First Listen: Derrick Hodge, ‘Live Today’

July 28, 201310:30 PM ETJOSH JACKSON

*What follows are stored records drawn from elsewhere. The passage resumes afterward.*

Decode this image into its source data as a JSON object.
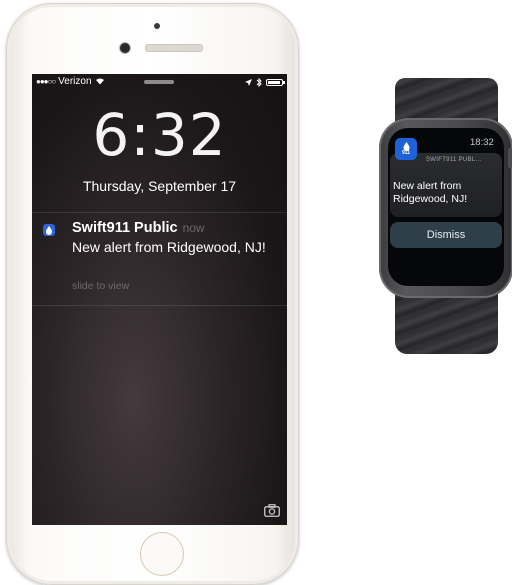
{
  "phone": {
    "status_bar": {
      "signal_dots": "●●●○○",
      "carrier": "Verizon",
      "wifi_icon": "wifi-icon",
      "location_icon": "location-arrow-icon",
      "bluetooth_icon": "bluetooth-icon",
      "battery_icon": "battery-icon"
    },
    "lock_screen": {
      "time": "6:32",
      "date": "Thursday, September 17"
    },
    "notification": {
      "app_name": "Swift911 Public",
      "time": "now",
      "message": "New alert from Ridgewood, NJ!",
      "hint": "slide to view",
      "app_icon": "swift911-app-icon"
    },
    "camera_shortcut_icon": "camera-icon"
  },
  "watch": {
    "time": "18:32",
    "app_name": "SWIFT911 PUBL...",
    "app_icon_label": "911",
    "message": "New alert from Ridgewood, NJ!",
    "dismiss_label": "Dismiss"
  },
  "colors": {
    "app_icon_blue": "#1e62d9",
    "dismiss_button": "#2f3f4a"
  }
}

Knowledge. Integrity. Wisdom. Respect. Love.You’ll find those five words inked permanently onto Derrick Hodge’s electric bass. That instrument now lubricates two very fluid ensembles led by Maxwell and Robert Glasper.Hodge, who grew up outside Philadelphia, acknowledges a direct lineage. He’s long been surrounded by musicians who love and practice their craft with a purpose: from jazz pianist Mulgrew Miller to producer Jazzy Jeff, as well as singer Jill Scott and the gospel sounds of the Tribbett family. Derrick Hodge amplifies that foundation in some very special ways on his debut recording Live Today.Just about everyone on this record is a producer. Trumpeter Keyon Harrold wrote hit records for 50 Cent. Travis Sayles worked with Hodge in Maxwell’s band, and has crafted sound for Justin Bieber. Producer and session master James Poyser has been a mentor since the bassist was a teenager. Drummer Chris Dave is a mastermind of sound and rhythm.”I wanted to merge that sensibility with a great ‘on paper’ thinkers like [pianist] Aaron Parks,” Hodge says. “Put them in a room together and see what happens. I didn’t want any more than two takes, and most of these songs were single takes. They’re playing as if they are reading off paper, but they’re reacting and responding to each other in an honest way. [Bassist and songwriter] Alan Hampton did single takes. I explained to Common what I was going for, and he got it.” When you listen to Live Today, know that this recording carries the genetic code of jazz — a word perpetually lost at sea, but one that Hodge found a way to anchor in some important ways.”Conceptually,” Hodge says, “jazz represents a culture of people that were doing a certain way of thinking, and that thinking has just as valid an impact on American music than the idiosyncrasies of definition.”That’s the common thread you find in hip-hop and rock ‘n’ roll. On the surface, these genres talked against each other, but at the core it’s the approach. It’s the feeling that I’m going to do this to say how I feel in my culture in my time.”Hodge doesn’t seem to be taking the responsibility of all this musical information lightly. The ancestors are dancing — and so are people who live today. He is providing the groove.